A hakea inflorescence is technically a cluster of paired flowers, termed a conflorescence (although sometimes the paired flowers are not evident) with the overall structure forming a clustered-raceme-like appearance. The inflorescences are always produced in the leaf axils, as opposed to the closely related Grevillea where they are mostly terminal. They can appear as a spider-flower-like cluster, or a rounded ball where flowers emerge around a 360° radius, or as a cylindrical raceme (which strongly resemble those of Grevillea).
In this species, the inflorescences occur as loose clusters, with up to 12 flowers per cluster, in the leaf axils or often below the leaves; or from old wood (where there are no leaves) – a very showy trait where the inflorescences simply emerge from the woody stems. They range from a pinkish white to deep pink in colour.
Individual flowers are composed of 1 carpel (female part) where the style and stigma protrude out; 4 stamens hidden away in the perianth; and the perianth (petals and sepals collectively) which connects to a pedicel. Proteaceae flowers do not have any discernible petals or sepals (having only one whorl) and so these are referred to as ‘tepals’ of which there are 4. In this species, the carpels are to 6 mm long, pink in colour. The perianths are white with tinges of pink. Flowering occurs in late winter through to spring.
The woody follicles are also very attractive, to 80 mm long by 45 mm wide. Despite their size, the follicles only contain 2 winged seeds.
This species has been cultivated for many years and it proves hardy in most situation.
It prefers a sandy soil but has been grown successfully on clay soils as well. Grow in an open sunny position. It may be slow to start with and it can take several years for flowers to emerge. It can have the trait of producing inflorescences on old wood, so it may need some pruning to better expose the flowers. Prune to shape as well after flowering or fruiting. The follicles can last a long time.
Very good bird and insect attractor. It can also be kept small and so suits a wide range of gardens.
Hakeas are popular ornamental plants in gardens in Australia, and in many locations are as common as grevilleas and banksias.
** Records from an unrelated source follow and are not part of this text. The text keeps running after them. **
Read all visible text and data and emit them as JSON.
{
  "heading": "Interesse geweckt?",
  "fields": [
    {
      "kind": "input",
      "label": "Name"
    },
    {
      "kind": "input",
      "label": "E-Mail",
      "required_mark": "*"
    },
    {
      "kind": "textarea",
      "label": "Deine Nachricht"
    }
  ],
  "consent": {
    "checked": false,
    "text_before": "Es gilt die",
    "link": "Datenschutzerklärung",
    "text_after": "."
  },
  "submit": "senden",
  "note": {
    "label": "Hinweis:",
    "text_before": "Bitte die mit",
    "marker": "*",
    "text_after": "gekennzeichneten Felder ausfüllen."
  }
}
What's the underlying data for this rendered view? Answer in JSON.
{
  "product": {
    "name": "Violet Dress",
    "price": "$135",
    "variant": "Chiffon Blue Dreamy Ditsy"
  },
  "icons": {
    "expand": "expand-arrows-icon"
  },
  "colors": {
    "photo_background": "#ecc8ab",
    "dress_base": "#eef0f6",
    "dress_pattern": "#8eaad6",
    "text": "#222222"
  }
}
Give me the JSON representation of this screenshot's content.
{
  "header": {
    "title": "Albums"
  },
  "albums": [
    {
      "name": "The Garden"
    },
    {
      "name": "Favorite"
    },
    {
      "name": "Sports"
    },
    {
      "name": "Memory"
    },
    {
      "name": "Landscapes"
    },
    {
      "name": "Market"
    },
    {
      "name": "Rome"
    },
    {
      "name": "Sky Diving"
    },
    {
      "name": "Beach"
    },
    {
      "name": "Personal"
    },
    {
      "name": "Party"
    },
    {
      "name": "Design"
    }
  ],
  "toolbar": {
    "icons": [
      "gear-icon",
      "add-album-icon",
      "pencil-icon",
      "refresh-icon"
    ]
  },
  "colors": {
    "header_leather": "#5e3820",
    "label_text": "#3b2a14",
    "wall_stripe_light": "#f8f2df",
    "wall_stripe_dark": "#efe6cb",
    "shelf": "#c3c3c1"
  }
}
Several hybrids and cultivars have been developed, including ‘Burrendong Beauty’. They are best grown in beds of light soil, which are watered but still well-drained.
Is easily grown from seed, which generally germinates in around two weeks but may take longer. Seed may be difficult to obtain due to the species’ restricted distribution.
The species can be grown from cuttings but these may not be particularly easy to strike.
Hakea is a genus of about 150 species of plants that are endemic to Australia, first described in 1788 by Joseph Gaertner, a German botanist. NSW currently has about 31 species, some which are species-complex.
Hakeas are similar to species of Grevillea but are distinguished from them in having persistent, woody fruits. Those of grevilleas are not persistent and not woody.
The fruit of Hakea spp. generally persist on plants until burned in a bushfire or until the plant dies. The fruit then splits open to release two winged seeds.
This species also has a lignotuber from which it can re-sprout after fire.
Hakea – named after Baron Christian Ludwig von Hake (Baron von Hake of Hanover, 1745-1818), an 18th-century German patron of botany (and for whom not a lot of information can be found).
bakeriana – honours Richard Thomas Baker (1854-1941) an Australian teacher, economic botanist and later a curator of Sydney’s Technological Museum.
This species is not considered to be at risk of extinction in the wild.
NSW Flora Online (PlantNET) – Hakea bakeriana profile page https://plantnet.rbgsyd.nsw.gov.au/cgi-bin/NSWfl.pl?page=nswfl&lvl=sp&name=Hakea~bakeriana
Wrigley, J.W. & Fagg, M.I. (2001). Australian Native Plants – Propagation, cultivation and use in landscaping. 4th edition. New Holland Publishers, Pty. Ltd. Australia.
Australian Native Plants Society Australia – Hakea bakeriana profile page https://anpsa.org.au/plant_profiles/hakea-bakeriana/